Contemporary Issue Paper
Zero tolerance has become the latest contemporary educational issue for the Christian school leader. Zero tolerance policies mandate predetermined consequences for specific offenses. According to a government study, more than three quarters of all U.S. schools reported having zero tolerance policies (Holloway, 2002). Systematic guidelines of enforcing zero tolerance require educational leaders to impose a predetermined punishment, regardless of individual culpability or extenuating circumstances (Gorman & Pauken, 2003). Ethical decision making and the opportunity to apply Biblical principles have taken a back seat to reactive discipline by school leaders. Societal expectations have forced proactive educational leaders to become impulsive decision makers.
Zero tolerance is a policy that mandates predetermined and severe consequences for specific offenses in an attempt to consider all offenders equally (Fries & DeMitchell, 2007). Zero tolerance began as a Congressional initiative to control drugs, weapons, and violent behavior in the early 1980s and was well known across the country by 1988. It can be traced to the federal Gun Free Schools Act of 1994. The Gun Free Schools Act of 1994 requires states to have in effect a law mandating schools to suspend students for possessing a weapon on school grounds. Students violating this act are suspended for one school year and enter the juvenile justice system (Stader, 2004). The Gun Free Schools Act permits school superintendents to modify the expulsion requirement on a case by case basis allowing states to enact their own statutes. The zero tolerance policies in most states include the Gun Free Schools Act of 1994, as well as gang activity, tobacco, alcohol, drugs, and even habitual profanity (Henault, 2001).

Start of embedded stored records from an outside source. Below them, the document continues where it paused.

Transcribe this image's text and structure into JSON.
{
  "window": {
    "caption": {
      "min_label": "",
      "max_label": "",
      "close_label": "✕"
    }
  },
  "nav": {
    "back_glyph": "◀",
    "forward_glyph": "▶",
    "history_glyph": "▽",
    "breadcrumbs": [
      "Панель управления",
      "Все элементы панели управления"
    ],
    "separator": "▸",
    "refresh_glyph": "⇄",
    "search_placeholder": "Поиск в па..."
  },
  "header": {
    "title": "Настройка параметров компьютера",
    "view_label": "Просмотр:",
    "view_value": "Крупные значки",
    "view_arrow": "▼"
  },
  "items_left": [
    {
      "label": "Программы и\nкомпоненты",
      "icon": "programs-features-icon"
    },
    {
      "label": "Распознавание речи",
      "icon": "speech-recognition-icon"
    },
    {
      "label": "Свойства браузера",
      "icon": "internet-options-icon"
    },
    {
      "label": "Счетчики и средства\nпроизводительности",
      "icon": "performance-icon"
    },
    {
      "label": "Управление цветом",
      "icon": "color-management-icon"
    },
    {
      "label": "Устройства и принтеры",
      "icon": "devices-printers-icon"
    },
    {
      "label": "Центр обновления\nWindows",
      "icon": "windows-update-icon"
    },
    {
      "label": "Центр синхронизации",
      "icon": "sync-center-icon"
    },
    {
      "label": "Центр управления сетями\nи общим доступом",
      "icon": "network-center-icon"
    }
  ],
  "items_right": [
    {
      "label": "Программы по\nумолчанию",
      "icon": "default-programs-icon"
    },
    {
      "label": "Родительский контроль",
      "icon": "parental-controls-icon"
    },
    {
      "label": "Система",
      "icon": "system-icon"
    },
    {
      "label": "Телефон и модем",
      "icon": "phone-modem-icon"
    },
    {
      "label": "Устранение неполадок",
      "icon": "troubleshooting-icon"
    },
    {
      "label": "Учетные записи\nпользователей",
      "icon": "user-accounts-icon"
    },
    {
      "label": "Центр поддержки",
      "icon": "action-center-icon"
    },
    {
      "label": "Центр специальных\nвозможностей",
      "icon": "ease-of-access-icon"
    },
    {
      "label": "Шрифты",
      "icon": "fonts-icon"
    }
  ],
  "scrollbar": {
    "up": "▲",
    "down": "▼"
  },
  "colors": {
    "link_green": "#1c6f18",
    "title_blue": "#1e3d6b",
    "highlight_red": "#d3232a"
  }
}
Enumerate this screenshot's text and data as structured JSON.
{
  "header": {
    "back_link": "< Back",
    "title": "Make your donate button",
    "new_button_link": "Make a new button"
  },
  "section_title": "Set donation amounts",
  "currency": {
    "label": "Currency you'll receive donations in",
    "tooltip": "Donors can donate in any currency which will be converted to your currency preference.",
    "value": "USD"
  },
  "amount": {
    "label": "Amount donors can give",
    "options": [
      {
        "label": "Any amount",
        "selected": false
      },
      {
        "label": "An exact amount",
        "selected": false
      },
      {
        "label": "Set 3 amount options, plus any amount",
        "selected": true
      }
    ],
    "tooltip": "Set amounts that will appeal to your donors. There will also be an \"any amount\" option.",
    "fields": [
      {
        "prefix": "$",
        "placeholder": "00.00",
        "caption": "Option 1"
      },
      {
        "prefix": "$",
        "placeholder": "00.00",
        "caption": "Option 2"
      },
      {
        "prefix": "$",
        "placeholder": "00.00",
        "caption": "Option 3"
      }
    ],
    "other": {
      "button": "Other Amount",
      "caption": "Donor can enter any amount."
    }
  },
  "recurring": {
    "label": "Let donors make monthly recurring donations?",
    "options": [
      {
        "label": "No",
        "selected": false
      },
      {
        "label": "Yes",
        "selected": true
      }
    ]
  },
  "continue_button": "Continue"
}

Educational leaders have to deal with real issues of violence in schools. School violence has become of the most pressing educational problems in the United States. Gang violence and high profile shootings across the nation cause concern within schools. Communities struggle to understand why these events take place and how they can be prevented. The overwhelming response to solve the issue of violence in schools is the increasing societal pressure to execute zero tolerance. Zero tolerance is driven by the educational philosophy, policies, and practices of school communities. Stakeholders expect schools to be a safe place for staff and for students. Stakeholders assume that a positive classroom environment, safe students, and school enjoyment are conditions necessary to create a positive climate where learning takes place. This assumption can be backed with research. A calm classroom environment, teachers’ management of disruptive behavior, and students’ view of school safety are factors that have been found to directly correlate with student achievement in the classroom (Ma & Willms, 2004). Safety and a feeling...